Former FAA Administrator Randy Babbitt discusses pilot training with RAA Communications Director Aaron Karp
Randy Babbitt likes to tell stories. A pilot for Eastern Air Lines for 25 years, a former president of ALPA and a former FAA administrator, Babbitt has personally lived much of the story of aviation in America. Now serving as an advisor to RAA on training and safety, Babbitt is
“Aviation has been evolving since
“I was exposed to a lot of this new technology at both these events,” Babbitt says. “I listened to people talking about what the Air Force is doing today. Air Force Secretary Heather Wilson said at the symposium that the Air Force is embracing this new technology. All of that was really an eye opener for me.”
Babbitt is steadfast in promoting the highest levels of safety and believes the way credit is given for the hours needed to gain an Airline Transport Pilot (ATP) license—and thus become a first officer for a regional airline—needs to be reevaluated.
“We’re not talking about reducing safety. We’re actually talking about improving it,” Babbitt says. “If someone had 1,500 hours flying around in a small airplane, they may not have been exposed to much in those 1,500 hours. We already credit 500 hours if you went through a 4-year university degree program, because we realize that kind of training is worth the equivalent of 500 hours of flying around. What I’m suggesting is that if we program 50 hours of line-oriented flight training in a high-fidelity simulator, a prospective airline pilot ought to get credit for that. I’m not suggesting that the 1,500-hour rule should be changed. I’m suggesting that we expand what we give credit for. You currently get 750 hours of credit for having been trained in the military. So, we do respect quality of training. Why shouldn’t we incorporate what the Air Force is doing in civilian training?”
Babbitt continues: “The Air Force, by the way, is adopting a lot of new technology and they’re streamlining training. The result, according to Secretary Wilson, is they’re getting better trained pilots. So, less time in the pipeline and more time in the mission.”
“I don’t want to just maintain the status quo. I want to improve the overall safety. By giving credit for advanced training, accepting more simulation, we can improve safety and bring more pilots into the pipeline. In this country, we cap the amount of simulator time that can count toward your ATP at 25 hours. ICAO currently accepts 100 hours of simulator time and has a proposal to raise the cap to 200 hours.”
Babbitt continues: “All the data points very clearly to we need to make a change. Take a student from Embry Riddle, Northwestern, Purdue, with 300 hours and test them. They perform very well. And then go fly another 1,200 unsupervised hours. Then go back and give them the same test again, and almost without exception, they perform worse. I think it’s time that we acknowledge there’s a better way.”

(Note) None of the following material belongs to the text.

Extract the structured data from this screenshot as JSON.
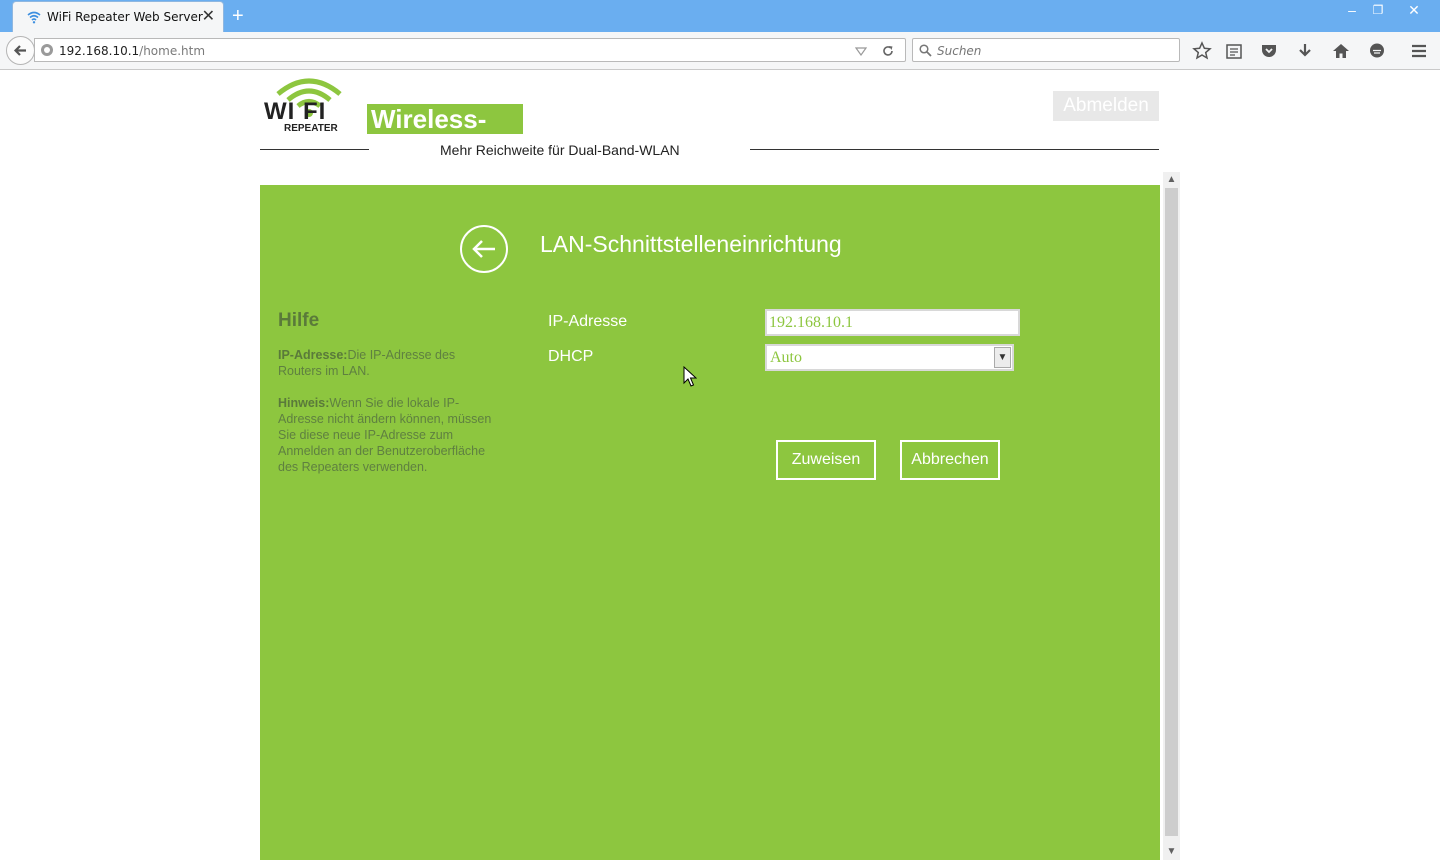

Technology, Babbitt believes, is the key. In this, he is in alignment with Secretary Wilson, who has noted in public remarks that while technology has changed significantly, the flight training syllabus is largely unchanged from 20 years ago.
“Well, we certainly have the technology today to 100% replicate all the facets of flight,” Babbitt says. “That’s a good thing on a number of levels. It’s far safer. You can do maneuvers in a simulator that you would never actually do in an airplane because it’s too risky. We’ve had a long history of training accidents in the United States. You go back to the 1940s, 1950s and 1960s, there was only one measure of a pilot—how much flying time do you have. But with new simulation, we can expose you to far more real-life events in training.”
Babbitt emphasizes that flight time will always be a critical component of flight training. “For both skill improvement and overall roundness of training, you absolutely have to have time in the aircraft,” Babbitt says. But this time in the aircraft should be as structured and as relevant as possible and augmented by simulator training.
“There’s a school of thought that says, well, there’s just no substitute for flying. The problem is, flying an airplane doing what? What are you doing? Just flying around? That doesn’t tell me much,” Babbitt says. “Today we have new technology and we should be embracing that. It was almost universal on both panels I moderated that simulator time needs to count for more. There was a real willingness to embrace the new technology. Let’s train better and safer.”
Those who disparage simulator training are not thinking through to the logical conclusion of their argument, Babbitt says. “Let’s practice what we preach,” he says. “You take an airline pilot today who flies for any major airline. Without exception, that pilot, if he bids a new airplane, is going to go through his entire training in a simulator. The Air Force does the same thing. We rely 100% on simulators for transition-type training. You go from flying a Boeing to an Airbus, you do it all on simulators.”
Babbitt, again, does not discount the importance of flight time. But particularly as data showing pilots with highly structured backgrounds have better airline initial training outcomes, he wants others to understand the benefits of modern simulator time. Those who have played a central role in aviation’s story have always looked toward the horizon and embraced new ways of doing things.